With the Arkansas legislature passing a plethora of anti-trans legislation during the past week, transgender advocates and allies have put out the call to speak out and let Republican Gov. Asa Hutchinson know that these blatant attacks on a marginalized community will not stand.
In response to this open discrimination disguised as legislation, Wisconsin-based Revolution Cycles Club announced that they would be withdrawing from the 2022 UCI Cyclocross Championships in Fayetteville. And in doing so, their club statement served as a template for other sports organizations who have the courage to take the initiative and stand up for the rights of transgender Americans.
After affirming that their club promotes “diversity, equity, and access to cycling where historically people of color, LGBTQIA, and other diverse identities have been underrepresented,” Revolution Cycles Club condemned Hutchinson and the Arkansas legislature for “multiple, blatant attacks on the LGBTQ community.”

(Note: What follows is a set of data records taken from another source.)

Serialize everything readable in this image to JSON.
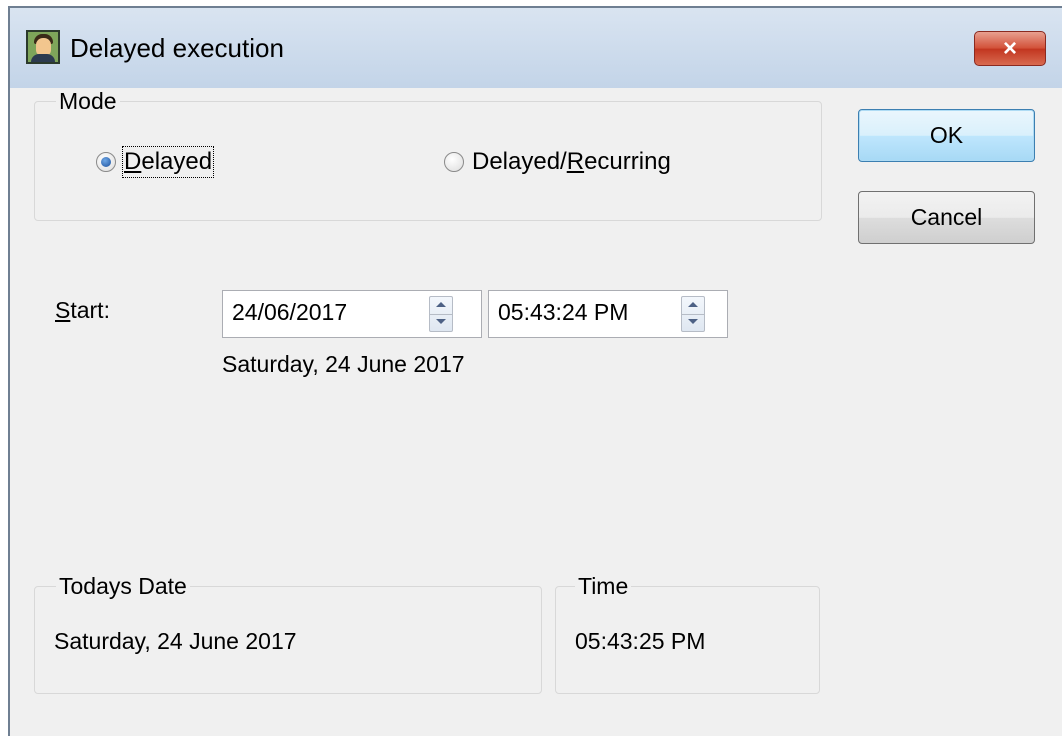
{
  "window": {
    "title": "Delayed execution",
    "app_icon": "user-portrait-icon",
    "close_icon": "close-icon",
    "close_glyph": "×"
  },
  "mode_group": {
    "label": "Mode",
    "options": [
      {
        "label_pre": "",
        "label_key": "D",
        "label_post": "elayed",
        "selected": true
      },
      {
        "label_pre": "Delayed/",
        "label_key": "R",
        "label_post": "ecurring",
        "selected": false
      }
    ]
  },
  "buttons": {
    "ok": "OK",
    "cancel": "Cancel"
  },
  "start": {
    "label_key": "S",
    "label_post": "tart:",
    "date_value": "24/06/2017",
    "time_value": "05:43:24 PM",
    "date_long": "Saturday, 24 June 2017"
  },
  "todays_date_group": {
    "label": "Todays Date",
    "value": "Saturday, 24 June 2017"
  },
  "time_group": {
    "label": "Time",
    "value": "05:43:25 PM"
  },
  "colors": {
    "dialog_bg": "#f0f0f0",
    "titlebar": "#c9d8ea",
    "close_button": "#c94a32",
    "default_button_border": "#3c7fb1"
  }
}
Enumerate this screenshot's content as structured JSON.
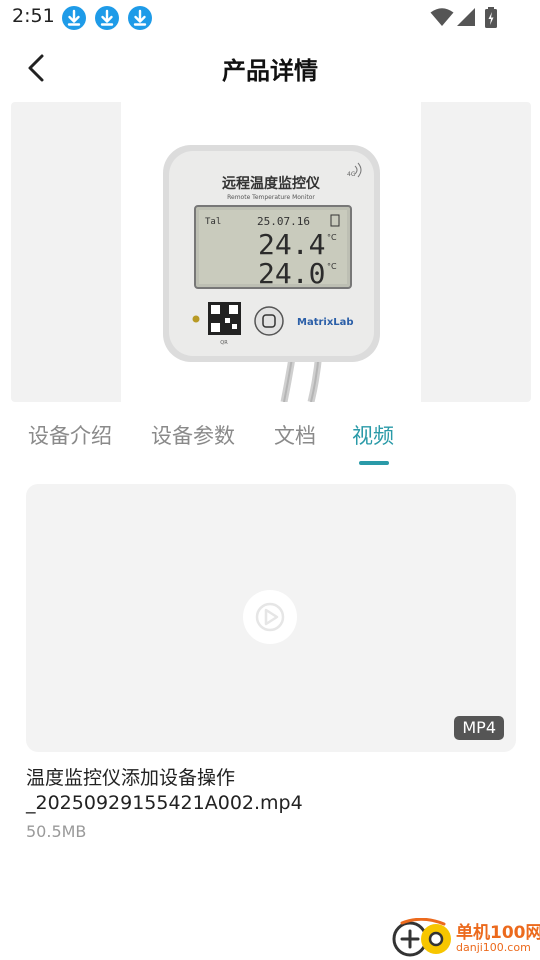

Just as importantly, the club also recognized that in order for their withdrawal to be more effective, others would have to participate. With that in mind, they issued a challenge to their sporting colleagues:
“We call on the Madison and Wisconsin cycling community, broader cycling communities, the cycling industry, and state, national, and international cycling governing bodies to affirm their policies of non-discrimination and inclusion by publicly denouncing these policies. We call on these groups to continue to inform themselves about trans athletes.”
That’s what staking a claim on the right side of history looks like. And it’s providing an example of leadership for others in the cycling and sports worlds to do the same.
On Monday, Gov. Hutchinson took a step that showed that public pressure from activists was working by vetoing House Bill 1570, which would have banned the prescription of puberty blockers and gender reassignment surgeries for transgender children under age 18. While Hutchinson showed public fealty to conservative talking points like “government overreach,” he also answered a question of how the bill potentially could have harmed trans kids by remarking, “It hurts my heart to think about that.” Lawmakers may now act to override his veto.
The actions of groups like Revolution Cycles Club are having a positive impact. However, Arkansas’ trans athlete ban and “religious conscience” exemption that allows doctors to refuse treatment to LGBTQ patients remain state laws. There is still more work to be done.
Last week, managing editor Dawn Ennis wrote an op-ed calling on the NCAA to follow Major League Baseball’s civil rights lead and take decisive action against states like Arkansas that are actively oppressing transgender athletes and the trans community as a whole.
As a start, the NCAA would be wise to emulate Revolution Cycles Club. The club’s bold decision to pull out of the Fayetteville championship and their statement of unequivocal support for transgender people are what genuine allyship looks like.